Entrepreneur Rob Woodbridge riding high as he leads Lyft in Ottawa

Rob Woodbridge
Rob Woodbridge, Ottawa market manager for Lyft. Photo provided.

San Francisco-based ride-hailing service Lyft has enlisted a big-name local entrepreneur in its drive to challenge Uber for supremacy in the Ottawa market.

Rob Woodbridge assumed the role of Lyft’s market manager for the Ottawa region last month. A founder of several communications and tech startups in his 25-year business career, Woodbridge had previously spent the past two-and-a-half years as CEO of local tech venture Gymtrack.

Lyft arrived in Ottawa last March, becoming the company’s second expansion site outside the United States after Toronto. But Woodbridge says he was a fan long before then, having used Lyft’s service regularly during business trips down south.

“I was already a brand advocate,” the 48-year-old Ottawa native says. “I loved the brand, loved what it stood for. Then the opportunity just landed.”

Lyft works like Uber: Users download an app to their mobile phone, enter a payment method such as a credit card and then use the app to request a ride from a nearby driver. Launched in 2012, the service now operates in more than 300 U.S. cities in addition to Ottawa and Toronto.

Woodbridge says he was struck by Lyft’s commitment to hiring experienced drivers via a rigorous screening process and building a rapport with the markets it serves through initiatives such as its Community Grants program, through which it donates $1,000 worth of ride credits to a different local non-profit organization every month.

“I just think that really, when it comes to what Lyft stands for in everything … the ideology behind the company, putting the drivers on a pedestal, putting the riders on a pedestal, really adhering to regulations and the laws …  it really resonated,” he explains. “I think that this city is ripe for that. There’s such a perfect alignment between the ideology of Lyft and the ideology of the city of Ottawa. It was a no-brainer for me.”

Woodbridge, who’s also had stints as an entrepreneur-in-residence at Invest Ottawa and a senior executive at Terry Matthews’ Wesley Clover investment company, says he threw his hat into the ring as soon as he heard Lyft was looking for someone to lead its operations in the capital.

"It was me basically begging to be a part of this because I just wanted to make this work in Ottawa."

“It was me basically begging to be a part of this because I just wanted to make this work in Ottawa,” he says with a chuckle.

“I have been founder, co-founder, CEO, VP, whatever. You can name a title, I’ve had it. And when the Lyft opportunity presented itself to me, it didn’t matter to me what the role was. I could have literally been a driver, I could’ve cleaned waste bins – it wouldn’t have mattered. What I just wanted to make sure was that I was a part of this company.”
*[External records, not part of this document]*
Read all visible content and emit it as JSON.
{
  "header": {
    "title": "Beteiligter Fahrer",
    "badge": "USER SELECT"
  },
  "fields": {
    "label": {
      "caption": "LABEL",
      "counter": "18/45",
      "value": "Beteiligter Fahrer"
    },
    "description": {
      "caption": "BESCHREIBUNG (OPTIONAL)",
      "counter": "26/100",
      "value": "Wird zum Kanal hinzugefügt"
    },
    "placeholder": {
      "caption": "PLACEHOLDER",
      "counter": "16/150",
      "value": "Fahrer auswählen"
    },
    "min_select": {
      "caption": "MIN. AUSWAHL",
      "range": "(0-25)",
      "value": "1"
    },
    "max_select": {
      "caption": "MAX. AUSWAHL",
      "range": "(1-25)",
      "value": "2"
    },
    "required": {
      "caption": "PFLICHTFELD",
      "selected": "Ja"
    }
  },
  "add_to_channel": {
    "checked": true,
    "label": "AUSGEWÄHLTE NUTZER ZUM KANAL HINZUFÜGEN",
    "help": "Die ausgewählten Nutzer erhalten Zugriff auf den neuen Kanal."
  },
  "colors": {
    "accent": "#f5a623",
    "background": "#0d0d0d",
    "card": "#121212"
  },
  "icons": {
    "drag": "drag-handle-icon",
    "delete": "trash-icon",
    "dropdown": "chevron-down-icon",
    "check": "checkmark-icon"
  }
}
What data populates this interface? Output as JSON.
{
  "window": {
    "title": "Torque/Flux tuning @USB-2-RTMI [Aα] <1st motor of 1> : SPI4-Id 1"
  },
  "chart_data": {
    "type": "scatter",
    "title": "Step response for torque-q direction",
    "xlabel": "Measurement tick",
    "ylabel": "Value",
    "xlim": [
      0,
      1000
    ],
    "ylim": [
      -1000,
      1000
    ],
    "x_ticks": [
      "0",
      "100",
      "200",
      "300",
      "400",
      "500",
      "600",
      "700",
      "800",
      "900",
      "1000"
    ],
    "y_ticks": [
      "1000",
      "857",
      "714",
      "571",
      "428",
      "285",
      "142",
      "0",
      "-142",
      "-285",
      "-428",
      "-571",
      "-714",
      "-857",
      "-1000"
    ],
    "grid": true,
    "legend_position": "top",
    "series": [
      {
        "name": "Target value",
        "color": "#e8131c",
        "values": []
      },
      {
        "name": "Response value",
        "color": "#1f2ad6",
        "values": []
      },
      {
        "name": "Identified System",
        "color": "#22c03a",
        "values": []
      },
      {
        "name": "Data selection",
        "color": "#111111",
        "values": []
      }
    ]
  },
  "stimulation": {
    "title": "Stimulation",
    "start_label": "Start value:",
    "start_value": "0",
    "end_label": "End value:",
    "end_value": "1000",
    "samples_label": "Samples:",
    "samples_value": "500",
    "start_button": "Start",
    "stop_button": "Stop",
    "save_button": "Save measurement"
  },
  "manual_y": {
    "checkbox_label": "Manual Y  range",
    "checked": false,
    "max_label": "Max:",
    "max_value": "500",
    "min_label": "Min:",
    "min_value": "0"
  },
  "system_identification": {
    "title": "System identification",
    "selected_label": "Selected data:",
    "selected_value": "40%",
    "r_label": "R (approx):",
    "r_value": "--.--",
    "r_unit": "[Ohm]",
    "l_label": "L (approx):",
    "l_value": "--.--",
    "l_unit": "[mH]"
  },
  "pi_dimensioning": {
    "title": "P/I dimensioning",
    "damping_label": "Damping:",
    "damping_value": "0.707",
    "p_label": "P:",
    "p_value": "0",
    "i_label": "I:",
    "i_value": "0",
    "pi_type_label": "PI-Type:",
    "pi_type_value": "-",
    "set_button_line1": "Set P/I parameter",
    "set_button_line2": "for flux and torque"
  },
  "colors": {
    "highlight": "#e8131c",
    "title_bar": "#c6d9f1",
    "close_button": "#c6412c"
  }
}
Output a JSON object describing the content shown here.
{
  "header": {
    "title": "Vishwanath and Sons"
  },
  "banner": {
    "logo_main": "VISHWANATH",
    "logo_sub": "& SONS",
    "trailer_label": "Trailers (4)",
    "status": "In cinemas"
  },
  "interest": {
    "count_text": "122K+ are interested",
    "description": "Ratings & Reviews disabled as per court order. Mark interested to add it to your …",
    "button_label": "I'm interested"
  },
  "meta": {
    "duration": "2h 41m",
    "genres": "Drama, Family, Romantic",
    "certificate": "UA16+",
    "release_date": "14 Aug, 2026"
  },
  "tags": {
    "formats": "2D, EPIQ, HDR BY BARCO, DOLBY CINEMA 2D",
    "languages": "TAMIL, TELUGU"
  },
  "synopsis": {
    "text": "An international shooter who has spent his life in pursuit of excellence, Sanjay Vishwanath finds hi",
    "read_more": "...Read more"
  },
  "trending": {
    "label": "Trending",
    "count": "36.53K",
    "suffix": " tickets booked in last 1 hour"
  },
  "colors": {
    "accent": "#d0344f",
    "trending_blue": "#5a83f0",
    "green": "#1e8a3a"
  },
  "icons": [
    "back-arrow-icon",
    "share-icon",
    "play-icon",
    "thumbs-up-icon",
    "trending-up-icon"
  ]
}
According to Aaron Zifkin, managing director of Lyft’s Canadian operations, the admiration is mutual.

“Rob is as passionate about the community as he is about Lyft’s mission, making him the ideal person to represent the company and grow our business in Ottawa,” Zifkin says.

Driver-by-driver

As market manager, Woodbridge will be in charge of expanding Lyft’s ridership share in Ottawa and convincing more drivers to join the platform, which faces stiff competition from its more-established rival, Uber.

He wouldn’t say how many drivers the service currently employs in the region, saying only that the number has risen tenfold since the service launched while the number of passengers is doubling every month.

Whether it’s through more traditional forms of advertising or through drivers telling their friends about job opportunities at Lyft – referrals are the platform’s No. 1 method of finding new vehicle operators – Woodbridge says he knows his mission.

“We have to build that network up. It’s driver-by-driver.”

The firm currently has three full-time employees in Ottawa, including Woodbridge. As a man who’s made a career of launching his own ventures, he says he’s used to running a lean operation.

“This is a role that’s ideally suited for me ​– a small team, big mandate and a community that’s willing and ready for Lyft to arrive,” he says.

The graduate of Algonquin College’s small business management program says he’s also hoping to soak up some of the entrepreneurial wisdom that has propelled Lyft from a small ride-sharing service to a billion-dollar multinational enterprise in just half a dozen years.

“How often do you get the chance to work for a Silicon Valley startup that is coming into Ottawa just like this? I get to bring that knowledge up here into the city.”